* **Try it**
Word for word, repeat each record that follows.

* **Entries shown**
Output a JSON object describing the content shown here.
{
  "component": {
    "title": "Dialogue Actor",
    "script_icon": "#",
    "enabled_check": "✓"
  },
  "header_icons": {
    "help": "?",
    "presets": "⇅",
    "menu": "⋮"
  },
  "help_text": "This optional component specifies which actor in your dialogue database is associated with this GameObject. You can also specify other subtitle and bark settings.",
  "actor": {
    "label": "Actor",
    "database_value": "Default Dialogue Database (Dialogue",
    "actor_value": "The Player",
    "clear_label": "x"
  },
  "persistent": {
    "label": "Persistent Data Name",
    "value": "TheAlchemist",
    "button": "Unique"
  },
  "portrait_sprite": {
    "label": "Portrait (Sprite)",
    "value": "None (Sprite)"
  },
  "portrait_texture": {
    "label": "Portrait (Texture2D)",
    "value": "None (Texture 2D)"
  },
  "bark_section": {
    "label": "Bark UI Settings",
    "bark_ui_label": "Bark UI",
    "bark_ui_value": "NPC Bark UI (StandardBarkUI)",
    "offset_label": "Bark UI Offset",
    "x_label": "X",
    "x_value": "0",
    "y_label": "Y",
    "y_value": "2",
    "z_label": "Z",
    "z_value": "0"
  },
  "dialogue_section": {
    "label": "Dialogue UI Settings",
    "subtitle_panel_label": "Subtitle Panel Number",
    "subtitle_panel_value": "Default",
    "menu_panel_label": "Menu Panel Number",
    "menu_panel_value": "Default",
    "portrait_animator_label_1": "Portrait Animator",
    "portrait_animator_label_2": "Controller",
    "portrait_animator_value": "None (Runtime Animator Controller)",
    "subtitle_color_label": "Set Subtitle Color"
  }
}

* **Result for this task**
Output a JSON object describing the content shown here.
{
  "component": {
    "title": "Dialogue Actor",
    "script_icon": "#",
    "enabled_check": "✓"
  },
  "header_icons": {
    "help": "?",
    "presets": "⇅",
    "menu": "⋮"
  },
  "help_text": "This optional component specifies which actor in your dialogue database is associated with this GameObject. You can also specify other subtitle and bark settings.",
  "actor": {
    "label": "Actor",
    "database_value": "Default Dialogue Database (Dialogue",
    "actor_value": "The Player",
    "clear_label": "x"
  },
  "persistent": {
    "label": "Persistent Data Name",
    "value": "TheAlchemist",
    "button": "Unique"
  },
  "portrait_sprite": {
    "label": "Portrait (Sprite)",
    "value": "None (Sprite)"
  },
  "portrait_texture": {
    "label": "Portrait (Texture2D)",
    "value": "None (Texture 2D)"
  },
  "bark_section": {
    "label": "Bark UI Settings",
    "bark_ui_label": "Bark UI",
    "bark_ui_value": "NPC Bark UI (StandardBarkUI)",
    "offset_label": "Bark UI Offset",
    "x_label": "X",
    "x_value": "0",
    "y_label": "Y",
    "y_value": "2",
    "z_label": "Z",
    "z_value": "0"
  },
  "dialogue_section": {
    "label": "Dialogue UI Settings",
    "subtitle_panel_label": "Subtitle Panel Number",
    "subtitle_panel_value": "Default",
    "menu_panel_label": "Menu Panel Number",
    "menu_panel_value": "Default",
    "portrait_animator_label_1": "Portrait Animator",
    "portrait_animator_label_2": "Controller",
    "portrait_animator_value": "None (Runtime Animator Controller)",
    "subtitle_color_label": "Set Subtitle Color"
  }
}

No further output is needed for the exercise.